Tehran restarted construction and assembly of nuclear centrifuges, following through on threat made after critical June IAEA resolution. Paris meeting 29 July between Iran and France, Germany, and Britain failed to resolve differences - U.S. Sec. State Colin Powell said matter increasingly likely to be referred to UN Security Council. Iraqi interim government expressed growing concern Iranian agents infiltrating country to undermine democratisation. U.S. 9/11 Commission report indirectly linked Iran to hijackers, saying some crossed into Iran from Afghanistan. Canada rejected acquittal of Iranian intelligence officer accused of murdering Iranian-Canadian journalist while in police custody, and recalled ambassador.
Under pressure from UN, 3-day National Conference postponed to mid-August in effort to draw more representative range of delegates and improve security preparations. Several key factions, including that of Shiite cleric Moqtada al-Sadr, threatened boycott. Conference to bring together 1,000 delegates to select 100-member National Council, designed to check power of interim government until scheduled January 2005 elections. Insecurity across much of Iraq continued. Over 100 killed 28 July in multiple attacks, including suicide bombing in Baquba, northeast of Baghdad, that left at least 70 dead. Insurgents increasingly relying on hostage-taking as terror tactic: Philippine government ordered early troop withdrawal to secure release of kidnapped Filipino, drawing U.S. and Australian criticism. NATO announced vague training mission for Iraqi military personnel 30 July. 635 Coalition soliders, including 539 Americans, and thousands of Iraqis killed by hostile fire since declared end of combat operations on 1 May 2003.
Government amnesty for militants who gave themselves up expired 23 July, with only 6 suspected extremists having turned themselves in.
Fighting continued in northern Saada province between military and supporters of rebel Shiite cleric Hussein al-Houthi. According to government, death toll over past 6 weeks has reached 300.
In positive development, hardline Chief of Staff Lt. General Mohammed Lamari offered resignation, indicating President Bouteflika’s growing authority over defence ministry and security policy. Ongoing media crackdown, with Al-Jazeera temporarily banned 2 July; Le Matin editor’s appeal of 2-year sentence to be heard 11 August. Having admitted June power-station explosion was car bomb, security forces claimed success against Salafist Group for Preaching and Combat with death of 9 gunmen east of Algiers 23 July.
Atef Ebeid, PM since 1999, replaced 9 July by younger Ahmed Nazif - commentators said limited scope for reform, although new cabinet includes technocratic modernisers close to President Mubarak’s son, Gamal. Egypt extended possible offer of security training to Iraqi forces, leading to kidnapping of Egyptian diplomat Mamdouh Helmi Qutb in Baghdad 23 July; released 3 days later.

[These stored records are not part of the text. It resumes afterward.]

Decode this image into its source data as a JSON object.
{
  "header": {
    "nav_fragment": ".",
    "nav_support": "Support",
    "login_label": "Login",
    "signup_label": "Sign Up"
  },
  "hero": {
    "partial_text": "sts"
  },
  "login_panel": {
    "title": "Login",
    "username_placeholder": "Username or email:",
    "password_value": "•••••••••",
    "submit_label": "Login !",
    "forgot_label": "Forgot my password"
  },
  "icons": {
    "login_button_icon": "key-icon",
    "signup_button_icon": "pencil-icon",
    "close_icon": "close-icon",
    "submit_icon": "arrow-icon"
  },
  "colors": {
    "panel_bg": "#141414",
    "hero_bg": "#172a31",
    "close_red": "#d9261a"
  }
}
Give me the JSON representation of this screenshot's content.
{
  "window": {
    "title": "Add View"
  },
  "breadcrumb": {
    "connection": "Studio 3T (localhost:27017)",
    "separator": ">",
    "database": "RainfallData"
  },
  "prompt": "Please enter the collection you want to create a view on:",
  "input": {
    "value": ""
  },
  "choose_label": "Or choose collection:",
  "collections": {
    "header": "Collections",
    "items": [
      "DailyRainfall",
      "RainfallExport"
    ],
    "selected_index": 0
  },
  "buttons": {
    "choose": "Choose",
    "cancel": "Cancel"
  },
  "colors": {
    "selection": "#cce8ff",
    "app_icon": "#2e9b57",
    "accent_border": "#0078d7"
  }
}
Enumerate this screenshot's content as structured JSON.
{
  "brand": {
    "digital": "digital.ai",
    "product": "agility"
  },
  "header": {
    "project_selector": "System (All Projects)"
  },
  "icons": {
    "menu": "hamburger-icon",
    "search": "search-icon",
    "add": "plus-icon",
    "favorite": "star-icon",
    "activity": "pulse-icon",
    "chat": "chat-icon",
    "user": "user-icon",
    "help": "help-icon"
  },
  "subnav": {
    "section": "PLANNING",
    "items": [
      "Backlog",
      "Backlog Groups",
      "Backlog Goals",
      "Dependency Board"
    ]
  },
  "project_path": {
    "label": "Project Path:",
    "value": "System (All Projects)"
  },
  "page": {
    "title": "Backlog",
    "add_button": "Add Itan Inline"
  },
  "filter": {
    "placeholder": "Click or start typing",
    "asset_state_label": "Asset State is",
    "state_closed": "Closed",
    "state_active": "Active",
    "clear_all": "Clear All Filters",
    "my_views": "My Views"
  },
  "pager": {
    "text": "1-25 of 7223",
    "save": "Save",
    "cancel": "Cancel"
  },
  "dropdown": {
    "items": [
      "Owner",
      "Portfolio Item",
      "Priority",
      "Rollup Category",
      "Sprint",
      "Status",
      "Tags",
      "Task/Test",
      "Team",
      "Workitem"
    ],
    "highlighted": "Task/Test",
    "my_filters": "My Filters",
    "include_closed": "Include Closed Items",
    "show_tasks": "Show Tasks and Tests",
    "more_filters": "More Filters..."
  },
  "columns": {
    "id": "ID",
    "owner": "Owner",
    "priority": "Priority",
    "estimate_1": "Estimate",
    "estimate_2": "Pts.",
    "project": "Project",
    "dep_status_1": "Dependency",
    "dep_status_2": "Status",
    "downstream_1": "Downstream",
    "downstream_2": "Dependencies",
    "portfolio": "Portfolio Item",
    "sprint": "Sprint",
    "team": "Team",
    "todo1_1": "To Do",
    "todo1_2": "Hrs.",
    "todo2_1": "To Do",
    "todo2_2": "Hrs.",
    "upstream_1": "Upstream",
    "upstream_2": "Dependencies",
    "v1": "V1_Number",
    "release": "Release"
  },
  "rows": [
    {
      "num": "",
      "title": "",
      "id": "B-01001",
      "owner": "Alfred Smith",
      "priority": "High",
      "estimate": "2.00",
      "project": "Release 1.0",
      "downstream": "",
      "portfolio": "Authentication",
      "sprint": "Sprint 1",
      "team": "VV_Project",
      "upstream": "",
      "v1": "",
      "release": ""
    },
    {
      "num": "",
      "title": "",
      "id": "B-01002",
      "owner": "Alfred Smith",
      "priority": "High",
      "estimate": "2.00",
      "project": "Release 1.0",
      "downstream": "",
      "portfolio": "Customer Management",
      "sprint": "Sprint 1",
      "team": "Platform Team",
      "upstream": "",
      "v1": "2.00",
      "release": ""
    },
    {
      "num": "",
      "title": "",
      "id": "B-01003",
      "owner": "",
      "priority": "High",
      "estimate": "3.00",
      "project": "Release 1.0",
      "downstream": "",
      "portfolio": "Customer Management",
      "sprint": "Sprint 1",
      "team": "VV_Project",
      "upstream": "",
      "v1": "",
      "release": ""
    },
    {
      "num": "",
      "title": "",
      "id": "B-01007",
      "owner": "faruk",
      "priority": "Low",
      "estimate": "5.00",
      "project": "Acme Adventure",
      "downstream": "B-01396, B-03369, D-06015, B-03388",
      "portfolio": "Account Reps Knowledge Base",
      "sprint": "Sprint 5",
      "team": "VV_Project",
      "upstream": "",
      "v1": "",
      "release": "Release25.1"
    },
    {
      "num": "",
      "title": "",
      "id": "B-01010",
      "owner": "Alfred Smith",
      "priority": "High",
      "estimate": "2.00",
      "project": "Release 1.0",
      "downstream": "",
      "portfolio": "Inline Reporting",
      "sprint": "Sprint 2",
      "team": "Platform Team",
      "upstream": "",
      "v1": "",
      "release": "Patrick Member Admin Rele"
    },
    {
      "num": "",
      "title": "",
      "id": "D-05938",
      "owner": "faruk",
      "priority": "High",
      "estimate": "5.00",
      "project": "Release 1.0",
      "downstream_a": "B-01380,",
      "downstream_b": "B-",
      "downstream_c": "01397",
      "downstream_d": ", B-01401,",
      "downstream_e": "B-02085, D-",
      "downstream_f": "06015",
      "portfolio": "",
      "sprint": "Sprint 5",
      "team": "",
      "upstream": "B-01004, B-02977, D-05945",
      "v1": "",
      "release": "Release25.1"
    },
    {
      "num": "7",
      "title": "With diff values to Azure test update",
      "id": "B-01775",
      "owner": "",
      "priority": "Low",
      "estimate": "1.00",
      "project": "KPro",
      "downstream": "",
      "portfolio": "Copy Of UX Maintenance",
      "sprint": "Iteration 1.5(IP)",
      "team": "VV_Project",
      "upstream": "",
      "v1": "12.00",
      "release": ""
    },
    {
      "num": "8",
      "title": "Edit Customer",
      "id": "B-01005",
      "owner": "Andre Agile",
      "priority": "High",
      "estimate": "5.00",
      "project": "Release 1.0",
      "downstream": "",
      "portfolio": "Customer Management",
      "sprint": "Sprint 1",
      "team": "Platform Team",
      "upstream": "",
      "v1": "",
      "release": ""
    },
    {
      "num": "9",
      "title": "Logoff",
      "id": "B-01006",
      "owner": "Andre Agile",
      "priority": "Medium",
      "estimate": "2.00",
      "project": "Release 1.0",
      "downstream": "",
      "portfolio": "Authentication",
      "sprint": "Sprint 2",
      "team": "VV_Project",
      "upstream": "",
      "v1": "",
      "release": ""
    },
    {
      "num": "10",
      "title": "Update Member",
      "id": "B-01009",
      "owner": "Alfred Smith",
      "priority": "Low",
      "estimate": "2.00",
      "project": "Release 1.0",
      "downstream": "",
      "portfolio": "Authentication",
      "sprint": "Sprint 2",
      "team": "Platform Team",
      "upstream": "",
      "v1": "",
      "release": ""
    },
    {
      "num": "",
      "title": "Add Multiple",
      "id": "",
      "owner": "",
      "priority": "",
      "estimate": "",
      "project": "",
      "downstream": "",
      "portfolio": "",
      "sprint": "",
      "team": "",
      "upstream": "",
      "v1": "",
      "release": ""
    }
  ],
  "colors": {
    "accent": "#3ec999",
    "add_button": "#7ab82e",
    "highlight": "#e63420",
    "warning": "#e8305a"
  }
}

Morocco told Spanish authorities it had lost track of 400 al Qaeda-trained militants. Government moved to halt rise of radical Islam through construction of 20 state-sponsored mosques; agreed 22 July to set up joint security task-force with Algeria.
Spanish PM Zapatero, in Algiers, called for new negotiations between all sides in conflict over Western Sahara, including Algeria. Zapatero accused of shifting Spain’s support away from Baker plan and toward implicit backing of continued Moroccan sovereignty.